Ben Winters won an Edgar award for The Last Policeman, which has the novelty of being a PRE-apocalyptic novel. Newly made Detective Hank Palace knows that an asteroid is going to hit the Earth in mere months; everyone on Earth knows that. So why does he keep on investigating crimes in a society that has largely disintegrated? This is a high-concept book, obviously, and it’s the first of three about Hank Palace. The premise is riveting and the writing is excellent.
It’s hard to know where to start. The past two weeks have been tumultuous, but I’m beginning to emerge from the roller coaster ride more or less back to normal. (By the way, I hate roller coasters.) I’ve seen lots of ugliness, and even more kindness. I’ve seen lots of irrationality, and lots more sense. Some virulent hatred, and much more love.

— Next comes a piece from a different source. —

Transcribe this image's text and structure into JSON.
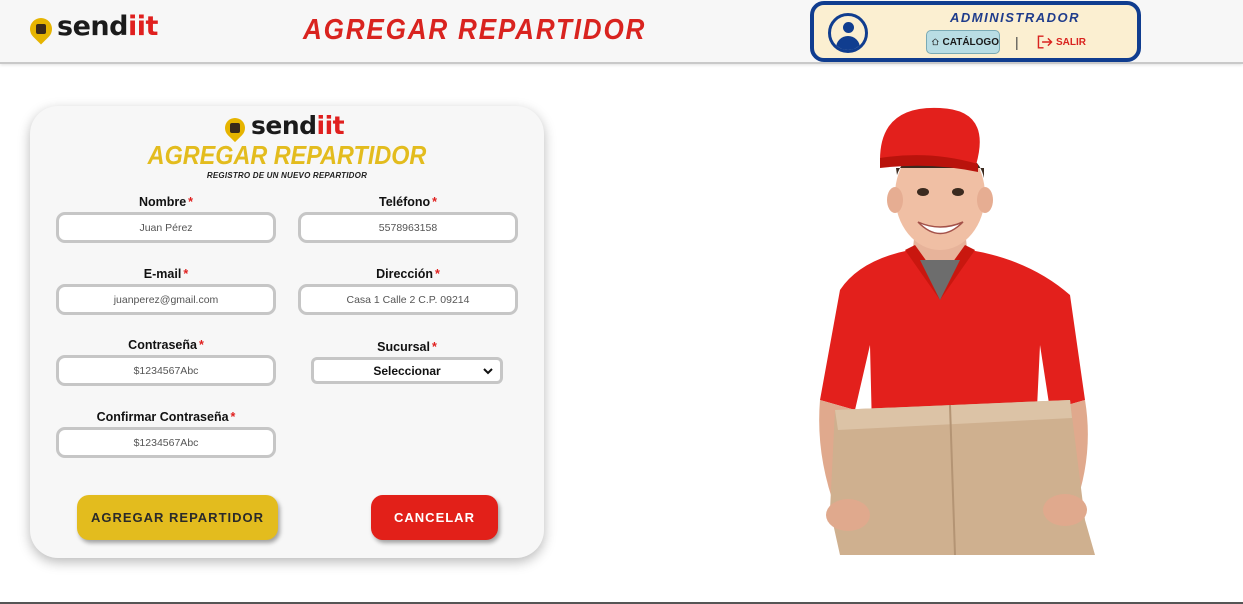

I’m going with the love.
I’ll be happy to put this behind me and go back to doing what makes me happiest: writing the best books I can. This has been my pattern for 32 years, from way before the Sookie books, and I hope it’ll be my pattern for a few more.
Being alone with a computer (or a typewriter, or a pad and pencil) can ill-equip a writer for the strong and widely-assorted reactions of readers. I think I’d written four books before I ever met anyone who’d read one of them! It astounded me. It still astounds me.
I’m turning away from the controversy to face the remainder of a very busy year.
There are two family events, a graduation and a birth, that are more important than any professional developments. There are new writing projects that demand my attention and my focus. There are always books to read and recommend.
Yep, going with the love.